2.Our Report highlighted the correlation between experience of adversity or trauma in childhood and the prevalence of encountering a range of problems in later life, including physical and mental health problems, reduced educational attainment and increased involvement with the criminal justice system.2 Our Report also emphasised the ability of early intervention to reduce the chance of children encountering adverse experiences and to mitigate the long-term impact of such experiences.3 We also referred to the potential for effective early intervention to save the Government money, with the cost of ‘late intervention’ estimated to be at least £16.6bn each year in England and Wales.4

3.Although there are examples of good practice across the country, the Early Intervention Foundation told us during our inquiry that, through their work, they had encountered “lots of examples where we see a gap between what we know from robust, peer-reviewed literature and what happens in local services and systems”.5 Where services are not being delivered according to the latest evidence, vulnerable families are not being supported as well as they could be and precious public resource is being wasted on ineffective programmes.

4.Given the opportunity for improved provision of early intervention focusing on childhood adversity and trauma to transform people’s lives and save taxpayers’ money, we are disappointed with the Government’s Response to our Report. Rejecting our central recommendation for a new national strategy for early intervention addressing childhood adversity and trauma, the Government told us that:
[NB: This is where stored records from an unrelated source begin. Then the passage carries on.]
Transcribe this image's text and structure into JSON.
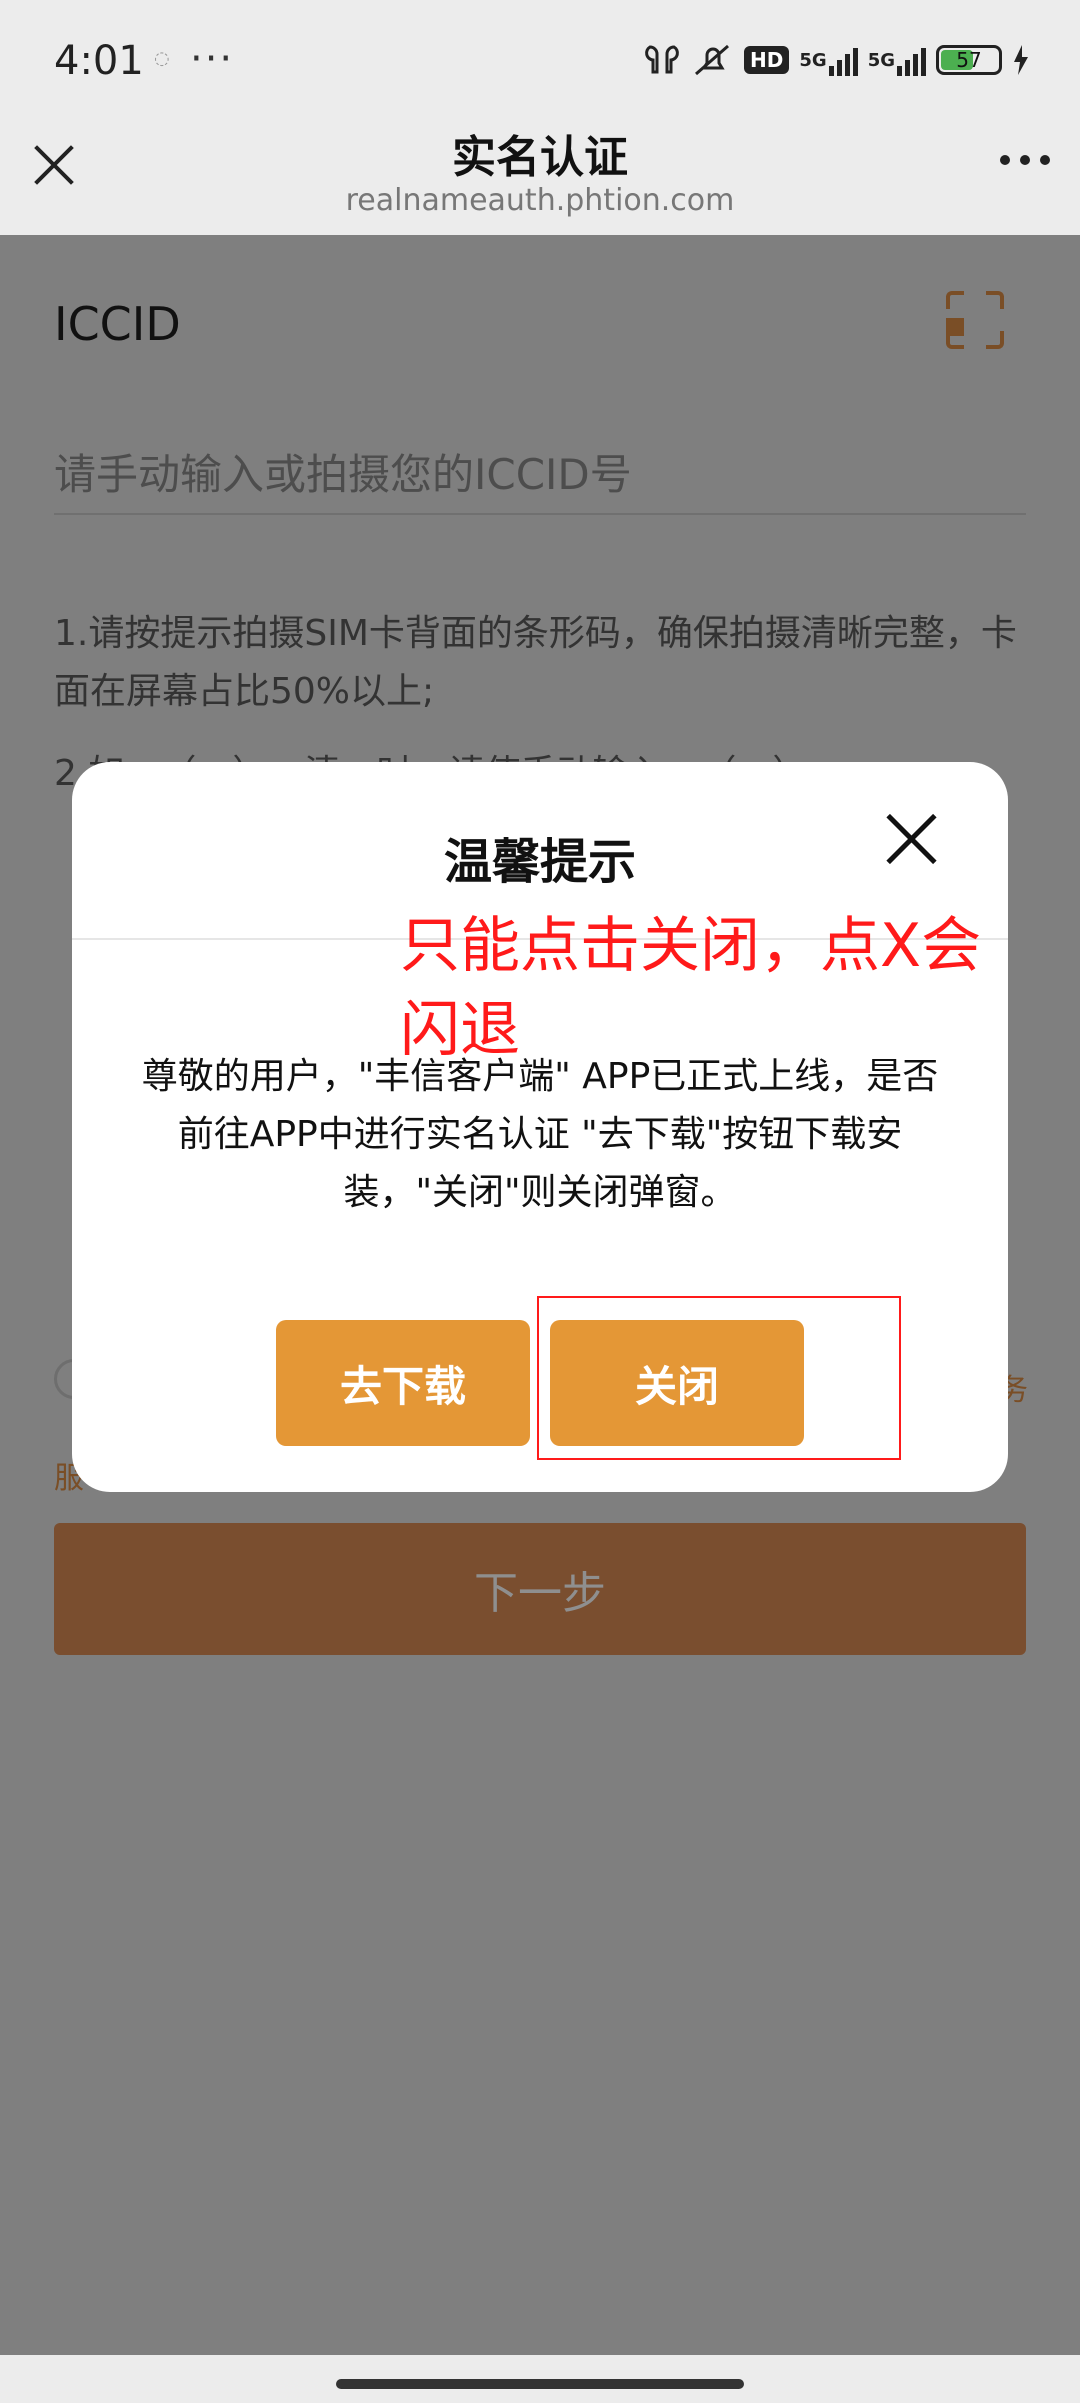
{
  "status_bar": {
    "time": "4:01",
    "dots": "···",
    "hd_label": "HD",
    "network_1": "5G",
    "network_2": "5G",
    "battery_level": "57",
    "battery_fraction": 0.57,
    "battery_color": "#4caf50"
  },
  "title_bar": {
    "title": "实名认证",
    "url": "realnameauth.phtion.com"
  },
  "form": {
    "label": "ICCID",
    "input_placeholder": "请手动输入或拍摄您的ICCID号",
    "input_value": "",
    "tip1": "1.请按提示拍摄SIM卡背面的条形码，确保拍摄清晰完整，卡面在屏幕占比50%以上;",
    "tip2": "2.如…（…）…清…时，请使手动输入…（…）",
    "agree_text_fragment": "服",
    "agree_text_right": "务",
    "next_button": "下一步"
  },
  "dialog": {
    "title": "温馨提示",
    "message": "尊敬的用户，\"丰信客户端\" APP已正式上线，是否前往APP中进行实名认证 \"去下载\"按钮下载安装，\"关闭\"则关闭弹窗。",
    "download_button": "去下载",
    "close_button": "关闭"
  },
  "annotation": {
    "text": "只能点击关闭，点X会闪退",
    "color": "#ff1a1a"
  },
  "colors": {
    "accent": "#e49736",
    "next_button_bg": "#7a4e2f",
    "overlay": "#7f7f7f"
  },
  "icons": {
    "close": "close-icon",
    "more": "more-dots-icon",
    "scan": "scan-icon",
    "dialog_close": "close-icon"
  }
}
This Government believes that local areas are best placed to understand the needs of their local communities, to commission early intervention services to meet those needs and to deliver interventions as part of a whole system approach to produce the best outcomes for families.
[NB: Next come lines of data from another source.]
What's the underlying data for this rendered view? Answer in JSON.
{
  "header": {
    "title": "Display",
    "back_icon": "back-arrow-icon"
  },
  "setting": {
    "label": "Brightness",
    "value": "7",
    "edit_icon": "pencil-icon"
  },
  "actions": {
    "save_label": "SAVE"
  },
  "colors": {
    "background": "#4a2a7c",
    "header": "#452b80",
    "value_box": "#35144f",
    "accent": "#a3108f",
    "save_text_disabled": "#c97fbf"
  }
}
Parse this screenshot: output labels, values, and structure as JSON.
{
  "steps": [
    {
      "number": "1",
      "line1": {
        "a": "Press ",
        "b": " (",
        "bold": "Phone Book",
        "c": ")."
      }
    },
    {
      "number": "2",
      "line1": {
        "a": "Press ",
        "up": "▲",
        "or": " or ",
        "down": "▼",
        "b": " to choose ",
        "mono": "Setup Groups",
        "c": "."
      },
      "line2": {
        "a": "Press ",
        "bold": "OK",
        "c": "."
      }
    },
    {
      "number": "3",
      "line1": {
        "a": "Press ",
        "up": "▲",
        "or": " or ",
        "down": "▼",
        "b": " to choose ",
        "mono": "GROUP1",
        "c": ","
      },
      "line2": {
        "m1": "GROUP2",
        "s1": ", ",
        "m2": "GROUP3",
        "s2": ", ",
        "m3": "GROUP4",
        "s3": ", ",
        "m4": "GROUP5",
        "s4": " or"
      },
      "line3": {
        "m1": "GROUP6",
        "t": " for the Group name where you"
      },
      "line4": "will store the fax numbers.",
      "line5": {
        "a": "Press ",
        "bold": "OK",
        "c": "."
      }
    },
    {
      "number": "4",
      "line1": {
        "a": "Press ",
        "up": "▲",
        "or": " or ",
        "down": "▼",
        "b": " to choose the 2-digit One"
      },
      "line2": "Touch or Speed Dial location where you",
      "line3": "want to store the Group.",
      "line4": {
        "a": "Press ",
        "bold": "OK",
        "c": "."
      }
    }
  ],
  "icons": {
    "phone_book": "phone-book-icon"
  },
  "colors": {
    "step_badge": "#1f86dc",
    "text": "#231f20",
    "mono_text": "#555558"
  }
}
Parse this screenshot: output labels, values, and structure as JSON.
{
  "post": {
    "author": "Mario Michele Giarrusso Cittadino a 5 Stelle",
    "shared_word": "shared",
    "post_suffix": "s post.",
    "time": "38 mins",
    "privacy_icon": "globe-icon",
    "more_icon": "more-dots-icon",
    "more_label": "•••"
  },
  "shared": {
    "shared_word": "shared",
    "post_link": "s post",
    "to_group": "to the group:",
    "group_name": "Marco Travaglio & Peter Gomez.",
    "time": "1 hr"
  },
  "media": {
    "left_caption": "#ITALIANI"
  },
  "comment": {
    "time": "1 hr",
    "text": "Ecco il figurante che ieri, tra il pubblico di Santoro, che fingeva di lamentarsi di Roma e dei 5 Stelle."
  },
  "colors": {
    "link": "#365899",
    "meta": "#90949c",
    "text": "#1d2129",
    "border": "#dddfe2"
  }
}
However, the publication of a national strategy would not have to run contrary to this locally-led approach. Instead, a new strategy could have raised the awareness and ambition among local authorities with regards to adversity-focused early intervention, provided guidance and described best practice, and established a central team to support local authorities. Dr Jeanelle de Gruchy, the President of the Association of Directors of Public Health, told us during our inquiry that more strategic, overarching national direction “would be a very helpful framework for what then comes down to local level, and for what we do and how we join it up locally”.6
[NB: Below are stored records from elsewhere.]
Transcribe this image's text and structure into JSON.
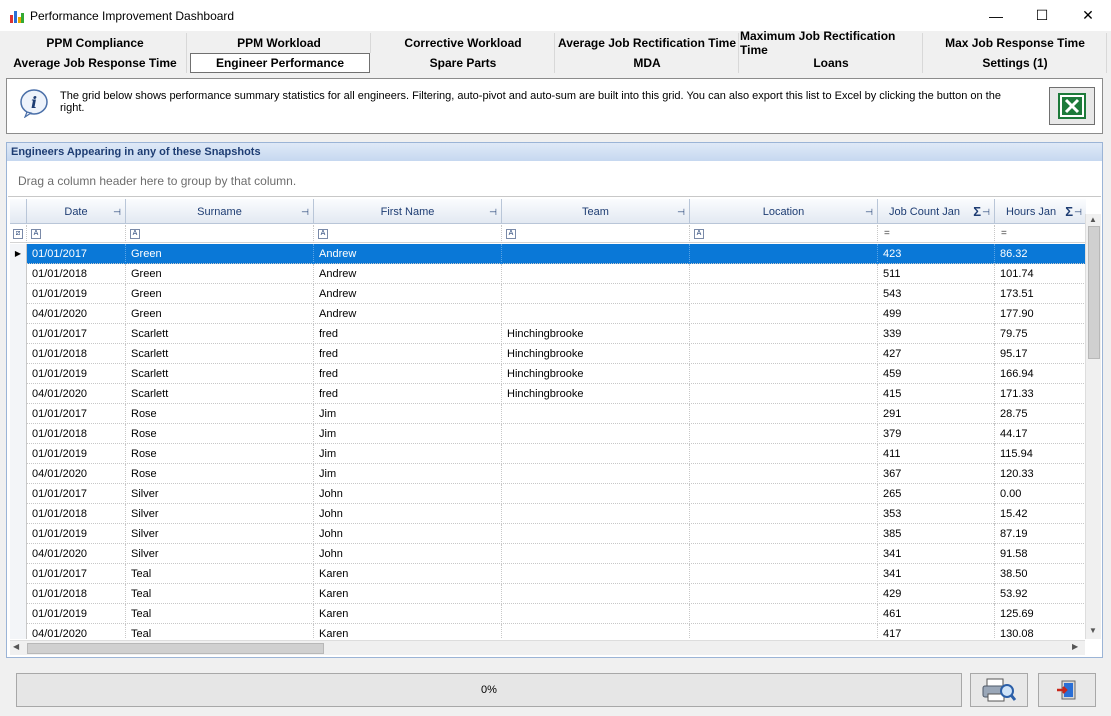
{
  "window": {
    "title": "Performance Improvement Dashboard",
    "minimize": "—",
    "maximize": "☐",
    "close": "✕"
  },
  "tabs": {
    "row1": [
      "PPM Compliance",
      "PPM Workload",
      "Corrective Workload",
      "Average Job Rectification Time",
      "Maximum Job Rectification Time",
      "Max Job Response Time"
    ],
    "row2": [
      "Average Job Response Time",
      "Engineer Performance",
      "Spare Parts",
      "MDA",
      "Loans",
      "Settings (1)"
    ],
    "selected": "Engineer Performance"
  },
  "info": {
    "text": "The grid below shows performance summary statistics for all engineers. Filtering, auto-pivot and auto-sum are built into this grid. You can also export this list to Excel by clicking the button on the right."
  },
  "grid": {
    "caption": "Engineers Appearing in any of these Snapshots",
    "group_hint": "Drag a column header here to group by that column.",
    "columns": [
      "Date",
      "Surname",
      "First Name",
      "Team",
      "Location",
      "Job Count Jan",
      "Hours Jan"
    ],
    "rows": [
      [
        "01/01/2017",
        "Green",
        "Andrew",
        "",
        "",
        "423",
        "86.32"
      ],
      [
        "01/01/2018",
        "Green",
        "Andrew",
        "",
        "",
        "511",
        "101.74"
      ],
      [
        "01/01/2019",
        "Green",
        "Andrew",
        "",
        "",
        "543",
        "173.51"
      ],
      [
        "04/01/2020",
        "Green",
        "Andrew",
        "",
        "",
        "499",
        "177.90"
      ],
      [
        "01/01/2017",
        "Scarlett",
        "fred",
        "Hinchingbrooke",
        "",
        "339",
        "79.75"
      ],
      [
        "01/01/2018",
        "Scarlett",
        "fred",
        "Hinchingbrooke",
        "",
        "427",
        "95.17"
      ],
      [
        "01/01/2019",
        "Scarlett",
        "fred",
        "Hinchingbrooke",
        "",
        "459",
        "166.94"
      ],
      [
        "04/01/2020",
        "Scarlett",
        "fred",
        "Hinchingbrooke",
        "",
        "415",
        "171.33"
      ],
      [
        "01/01/2017",
        "Rose",
        "Jim",
        "",
        "",
        "291",
        "28.75"
      ],
      [
        "01/01/2018",
        "Rose",
        "Jim",
        "",
        "",
        "379",
        "44.17"
      ],
      [
        "01/01/2019",
        "Rose",
        "Jim",
        "",
        "",
        "411",
        "115.94"
      ],
      [
        "04/01/2020",
        "Rose",
        "Jim",
        "",
        "",
        "367",
        "120.33"
      ],
      [
        "01/01/2017",
        "Silver",
        "John",
        "",
        "",
        "265",
        "0.00"
      ],
      [
        "01/01/2018",
        "Silver",
        "John",
        "",
        "",
        "353",
        "15.42"
      ],
      [
        "01/01/2019",
        "Silver",
        "John",
        "",
        "",
        "385",
        "87.19"
      ],
      [
        "04/01/2020",
        "Silver",
        "John",
        "",
        "",
        "341",
        "91.58"
      ],
      [
        "01/01/2017",
        "Teal",
        "Karen",
        "",
        "",
        "341",
        "38.50"
      ],
      [
        "01/01/2018",
        "Teal",
        "Karen",
        "",
        "",
        "429",
        "53.92"
      ],
      [
        "01/01/2019",
        "Teal",
        "Karen",
        "",
        "",
        "461",
        "125.69"
      ],
      [
        "04/01/2020",
        "Teal",
        "Karen",
        "",
        "",
        "417",
        "130.08"
      ]
    ]
  },
  "status": {
    "progress": "0%"
  },
  "icons": {
    "info": "info-icon",
    "excel": "excel-icon",
    "print": "print-preview-icon",
    "exit": "exit-icon"
  },
  "colors": {
    "selection": "#0a78d7",
    "header_text": "#1e3d73",
    "excel_green": "#1d7a3a"
  }
}
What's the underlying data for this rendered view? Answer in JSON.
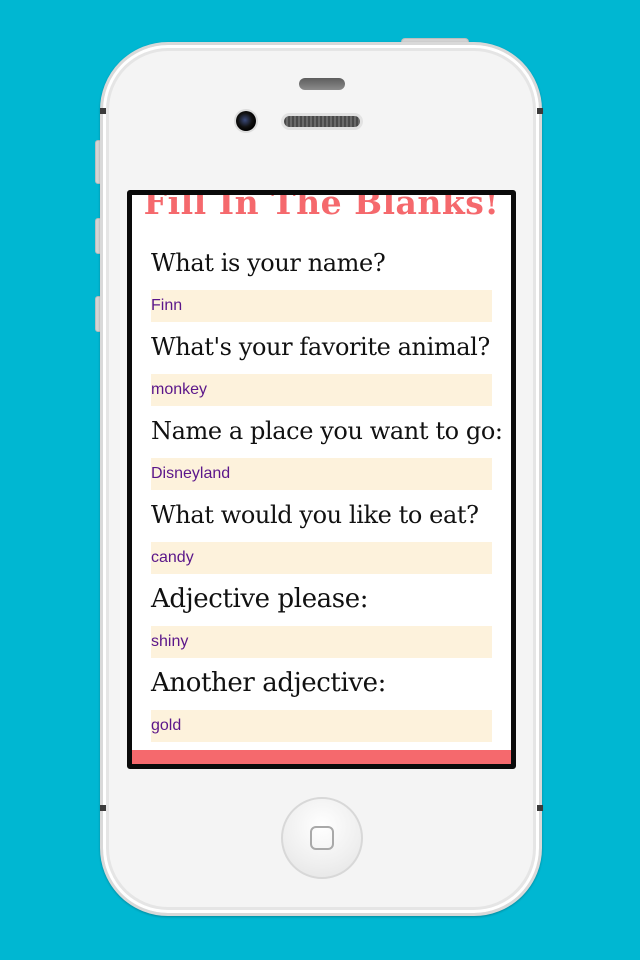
{
  "app": {
    "title": "Fill In The Blanks!",
    "colors": {
      "background": "#00b7d2",
      "accent": "#f5696d",
      "answer_fill": "#fdf2dc",
      "answer_text": "#5b168a"
    }
  },
  "form": {
    "fields": [
      {
        "question": "What is your name?",
        "answer": "Finn"
      },
      {
        "question": "What's your favorite animal?",
        "answer": "monkey"
      },
      {
        "question": "Name a place you want to go:",
        "answer": "Disneyland"
      },
      {
        "question": "What would you like to eat?",
        "answer": "candy"
      },
      {
        "question": "Adjective please:",
        "answer": "shiny"
      },
      {
        "question": "Another adjective:",
        "answer": "gold"
      }
    ]
  },
  "device": {
    "icons": {
      "home": "home-square-icon",
      "camera": "front-camera-icon",
      "speaker": "earpiece-speaker-icon"
    }
  }
}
5.A new strategy could also have supported an improved locally-led approach by expanding the Government’s oversight of the early intervention services provided by local authorities to tackle childhood adversity and trauma. Mark Davies, Director of Population Health at the Department of Health and Social Care, accepted during our inquiry that “the Early Intervention Foundation has given us good information about what works, but we have not looked systematically at how that is applied”.7

6.The Response largely repeats the original Government evidence to the inquiry about ongoing programmes. For example, the Government lists multiple programmes that it said illustrated its commitment and practical approach to early intervention. However, while these programmes pursue laudable aims, most of them do not focus on childhood adversity and trauma.

7.The Government has formed a new cross-Government ministerial working group on family support from conception to the age of two.8 We welcome the formation of the cross-Government ministerial working group on family support from conception to the age of two. We urge this new group to consider the opportunity to improve the provision and oversight of early intervention addressing childhood adversity and trauma in England and we hope that our Report can be useful in this endeavour. We request that the new ministerial group consider our Eleventh Report of Session 2017–19 and write to us within three months to respond to our recommendations, and to outline:

8.The Government Response is appended. Each conclusion and recommendation made in our original Report is set out in a bold paragraph. The Government’s Response is set out directly beneath in plain text.

1 Science and Technology Committee, Eleventh Report of 2017–19, ‘Evidence-based early years intervention’, HC 506

3 See, for example: ‘Early Intervention Foundation Guidebook’, Early Intervention Foundation, accessed 22 January 2019, which lists six early intervention programmes with evidence of a long-term positive impact through multiple rigorous evaluations and 39 with evidence of a short-term positive impact from at least one rigorous evaluation

4 Early Intervention Foundation, ‘The Cost of Late Intervention: EIF Analysis 2016’ (2016)

5 Oral evidence taken on 20 March 2018, HC 506, Q175

6 Oral evidence taken on 17 April 2018, HC 506, Q311

7 Oral evidence taken on 1 May 2018, HC 506, Q388

Published: 8 February 2019